**PROBLEM STATEMENT**
Could you reproduce all of the following entries exactly?

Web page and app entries
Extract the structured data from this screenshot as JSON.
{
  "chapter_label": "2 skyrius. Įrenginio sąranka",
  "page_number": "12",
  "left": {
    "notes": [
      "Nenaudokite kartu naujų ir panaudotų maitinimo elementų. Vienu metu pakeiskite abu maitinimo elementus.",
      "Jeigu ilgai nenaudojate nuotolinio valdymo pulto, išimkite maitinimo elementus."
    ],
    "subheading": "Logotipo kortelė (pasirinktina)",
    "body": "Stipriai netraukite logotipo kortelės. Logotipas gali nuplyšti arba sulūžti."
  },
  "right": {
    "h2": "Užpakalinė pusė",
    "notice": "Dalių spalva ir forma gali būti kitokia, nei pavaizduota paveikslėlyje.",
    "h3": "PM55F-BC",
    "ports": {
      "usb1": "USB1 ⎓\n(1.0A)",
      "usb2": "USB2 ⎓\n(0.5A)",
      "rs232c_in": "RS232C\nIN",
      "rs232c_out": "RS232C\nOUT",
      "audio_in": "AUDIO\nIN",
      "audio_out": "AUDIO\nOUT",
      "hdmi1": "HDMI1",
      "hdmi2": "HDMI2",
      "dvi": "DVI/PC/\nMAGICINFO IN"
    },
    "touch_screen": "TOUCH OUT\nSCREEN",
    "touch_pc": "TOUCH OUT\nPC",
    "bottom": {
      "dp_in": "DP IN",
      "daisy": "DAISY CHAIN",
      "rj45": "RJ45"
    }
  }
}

**EXERCISE RESPONSE**
Extract the structured data from this screenshot as JSON.
{
  "chapter_label": "2 skyrius. Įrenginio sąranka",
  "page_number": "12",
  "left": {
    "notes": [
      "Nenaudokite kartu naujų ir panaudotų maitinimo elementų. Vienu metu pakeiskite abu maitinimo elementus.",
      "Jeigu ilgai nenaudojate nuotolinio valdymo pulto, išimkite maitinimo elementus."
    ],
    "subheading": "Logotipo kortelė (pasirinktina)",
    "body": "Stipriai netraukite logotipo kortelės. Logotipas gali nuplyšti arba sulūžti."
  },
  "right": {
    "h2": "Užpakalinė pusė",
    "notice": "Dalių spalva ir forma gali būti kitokia, nei pavaizduota paveikslėlyje.",
    "h3": "PM55F-BC",
    "ports": {
      "usb1": "USB1 ⎓\n(1.0A)",
      "usb2": "USB2 ⎓\n(0.5A)",
      "rs232c_in": "RS232C\nIN",
      "rs232c_out": "RS232C\nOUT",
      "audio_in": "AUDIO\nIN",
      "audio_out": "AUDIO\nOUT",
      "hdmi1": "HDMI1",
      "hdmi2": "HDMI2",
      "dvi": "DVI/PC/\nMAGICINFO IN"
    },
    "touch_screen": "TOUCH OUT\nSCREEN",
    "touch_pc": "TOUCH OUT\nPC",
    "bottom": {
      "dp_in": "DP IN",
      "daisy": "DAISY CHAIN",
      "rj45": "RJ45"
    }
  }
}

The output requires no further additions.